Sitting in the Presidents Box at the center third palco was none other than Maestro Carlo Bergonzi and his wife, Adele. His two sons were behind in Busseto to tend restaurant for the night. Bergonzi enthusiastically applauded Nucci's arias, and even acknowledged the baritone with a few standing ovations. (In the image below, Bergonzi is front-row left.)
The selected program was thorough, filled with greatest baritone hits ev4r. Classical Gold. Classical Thunder. Nucci started with an animated version of Largo al factotum from Rossini's Barbiere. He began fully warmed-up, in great shape, full of energy, and really hammed-up the performance. Nucci was extremely effective in his acting, emoting, and idiosyncrasies, that one almost felt that he was still within the reaches of the opera, transported in scene. It superseded most recitals that I've witnessed.
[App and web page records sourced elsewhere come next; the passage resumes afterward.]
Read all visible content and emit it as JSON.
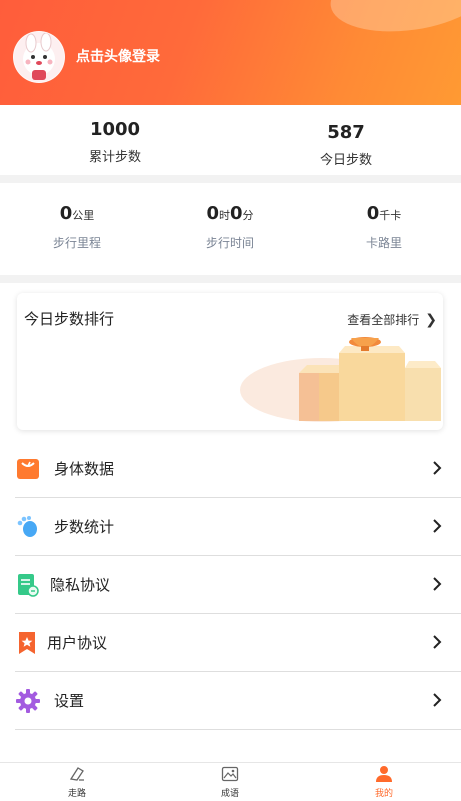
{
  "header": {
    "login_text": "点击头像登录"
  },
  "summary": {
    "total_steps_value": "1000",
    "total_steps_label": "累计步数",
    "today_steps_value": "587",
    "today_steps_label": "今日步数"
  },
  "metrics": {
    "distance": {
      "value": "0",
      "unit": "公里",
      "label": "步行里程"
    },
    "time": {
      "hours": "0",
      "hours_unit": "时",
      "minutes": "0",
      "minutes_unit": "分",
      "label": "步行时间"
    },
    "calories": {
      "value": "0",
      "unit": "千卡",
      "label": "卡路里"
    }
  },
  "ranking_card": {
    "title": "今日步数排行",
    "link": "查看全部排行"
  },
  "menu": {
    "items": [
      {
        "label": "身体数据",
        "icon": "scale-icon"
      },
      {
        "label": "步数统计",
        "icon": "footprints-icon"
      },
      {
        "label": "隐私协议",
        "icon": "document-icon"
      },
      {
        "label": "用户协议",
        "icon": "bookmark-star-icon"
      },
      {
        "label": "设置",
        "icon": "gear-icon"
      }
    ]
  },
  "tabbar": {
    "tabs": [
      {
        "label": "走路",
        "icon": "walk-icon",
        "active": false
      },
      {
        "label": "成语",
        "icon": "image-icon",
        "active": false
      },
      {
        "label": "我的",
        "icon": "person-icon",
        "active": true
      }
    ]
  },
  "colors": {
    "header_start": "#ff5d3b",
    "header_end": "#ff9a33",
    "accent": "#ff6a2b"
  }
}
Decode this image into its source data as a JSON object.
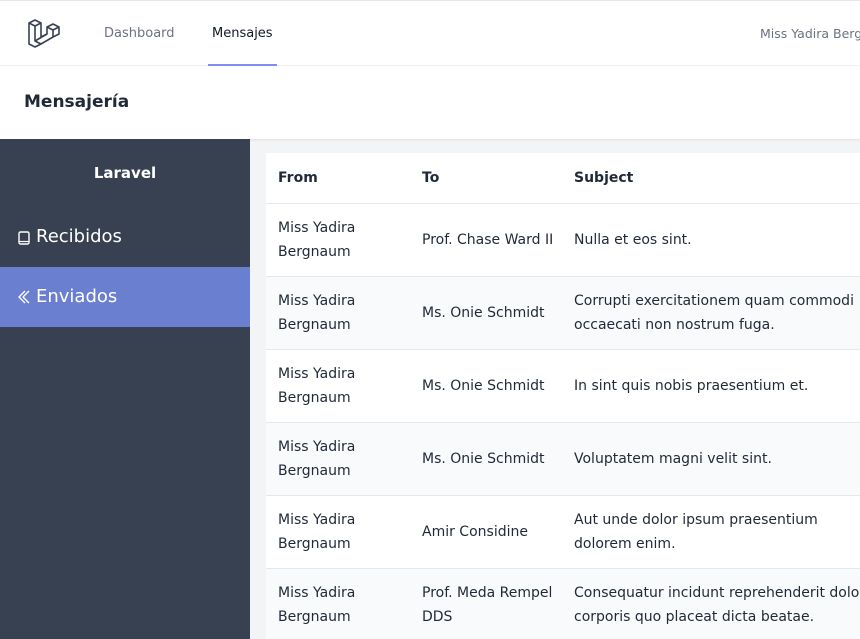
{
  "nav": {
    "links": [
      "Dashboard",
      "Mensajes"
    ],
    "user": "Miss Yadira Bergnaum"
  },
  "header": {
    "title": "Mensajería"
  },
  "sidebar": {
    "title": "Laravel",
    "items": [
      {
        "label": "Recibidos",
        "icon": "book-icon"
      },
      {
        "label": "Enviados",
        "icon": "reply-icon"
      }
    ]
  },
  "table": {
    "columns": [
      "From",
      "To",
      "Subject"
    ],
    "rows": [
      {
        "from": "Miss Yadira Bergnaum",
        "to": "Prof. Chase Ward II",
        "subject": "Nulla et eos sint."
      },
      {
        "from": "Miss Yadira Bergnaum",
        "to": "Ms. Onie Schmidt",
        "subject": "Corrupti exercitationem quam commodi occaecati non nostrum fuga."
      },
      {
        "from": "Miss Yadira Bergnaum",
        "to": "Ms. Onie Schmidt",
        "subject": "In sint quis nobis praesentium et."
      },
      {
        "from": "Miss Yadira Bergnaum",
        "to": "Ms. Onie Schmidt",
        "subject": "Voluptatem magni velit sint."
      },
      {
        "from": "Miss Yadira Bergnaum",
        "to": "Amir Considine",
        "subject": "Aut unde dolor ipsum praesentium dolorem enim."
      },
      {
        "from": "Miss Yadira Bergnaum",
        "to": "Prof. Meda Rempel DDS",
        "subject": "Consequatur incidunt reprehenderit dolor corporis quo placeat dicta beatae."
      }
    ]
  },
  "colors": {
    "accent": "#818cf8",
    "sidebar": "#374151",
    "active_item": "#6b7fd0"
  }
}
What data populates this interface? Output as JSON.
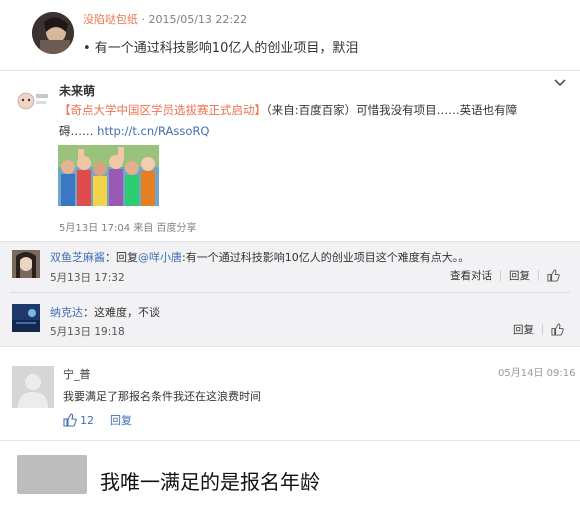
{
  "post1": {
    "user": "没陷哒包纸",
    "date": "· 2015/05/13 22:22",
    "text": "• 有一个通过科技影响10亿人的创业项目，默泪"
  },
  "post2": {
    "user": "未来萌",
    "title_link": "【奇点大学中国区学员选拔赛正式启动】",
    "title_tail": "（来自:百度百家）可惜我没有项目……英语也有障",
    "line2_text": "碍……",
    "url": "http://t.cn/RAssoRQ",
    "meta": "5月13日 17:04 来自 百度分享"
  },
  "reply1": {
    "user": "双鱼芝麻酱",
    "prefix": "：回复",
    "mention": "@咩小唐",
    "text": ":有一个通过科技影响10亿人的创业项目这个难度有点大。。",
    "time": "5月13日 17:32",
    "actions": [
      "查看对话",
      "回复"
    ]
  },
  "reply2": {
    "user": "纳克达",
    "text": "：这难度，不谈",
    "time": "5月13日 19:18",
    "actions": [
      "回复"
    ]
  },
  "comment": {
    "user": "宁_普",
    "date": "05月14日 09:16",
    "text": "我要满足了那报名条件我还在这浪费时间",
    "likes": "12",
    "reply": "回复"
  },
  "caption": {
    "text": "我唯一满足的是报名年龄"
  },
  "colors": {
    "accent_orange": "#eb7350",
    "link_blue": "#3f6fb3",
    "reply_bg": "#f2f2f5"
  },
  "icons": [
    "chevron-down-icon",
    "thumbs-up-icon"
  ]
}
Although the program was basically flawless, from the first half there were quite a few delicacies: Nucci's Perfidi! All'Anglo..Pietà, rispetto, onore from Verdi's Macbeth was stunning. Another contender was Alzati!...Eri tu from Verdi's Un ballo in maschera that put other baritones to shame.
Almost all of the entire second half was stellar. Puccini's Era uguale la voce?...Ah! Vittoria from Gianni Scicchi was great fun. His two Verdi selections from after the intermission (Tutto e' deserto...Il balen del suo sorriso from Il trovatore, and Cortigiani, vil razza dannata from Rigoletto) were excellent and lovely. After the balen del suo sorriso, there were shouts of bis bis, as many wanted him to repeat the magic of that specific Verdi aria. At one point, there was a clear scream from the audience of, "Sei come Cappuccilli" -- The ultimate compliment, "You are like [Piero] Cappuccilli." And the audience reacted accordingly. There was a constant stream of bravo, bravissimo, and endless applause. It was intense, and almost exhausting the energy that pervaded throughout the theater.
Then came his encore, four selections total, interrupted by witty quips and fluid banter with the audience. He presented himself as an interactive singer. His first was an aria from Verdi's La traviata, Germont's Di Provenza il mar, il suol. He joked that he was practicing for his July appearance, and accordingly plugged his upcoming 2007 performances of La Traviata at Teatro alla Scala on July 17 and 21, where he will sing Germont in the highly anticipated Maazel/Vargas/Gheorghiu production.
The second bis was Nemico della Patria from Umberto Giordano's Andrea Chénier, which was outstanding (btw, here is a YouTube clip of Piero Cappuccilli singing the same aria). He joked that he would be auditioning for a slot next year, as the Giordano opera is planned to be in the La Scala line-up for 2008. ha ha.
The third encore I was familiar with, but just couldn't peg because Nucci launched right into it without any banter or commentary.
The last song was literally staged as a sing-a-long. Karaoke with Nucci. He introduced the selection, and asked the audience to help him out. He launched into an endearing, popular song by the name of Mamma, a hit from Beniamino Gigli in 1940. This Americana wasn't familiar with the traditional Italian canzone, but was nevertheless entertained by the loyal audience participation, who sang collectively, and quite vociferously during the chorus.
All in all, I would buy from again from this seller. Please sign me up for the newsletter. Voted 10.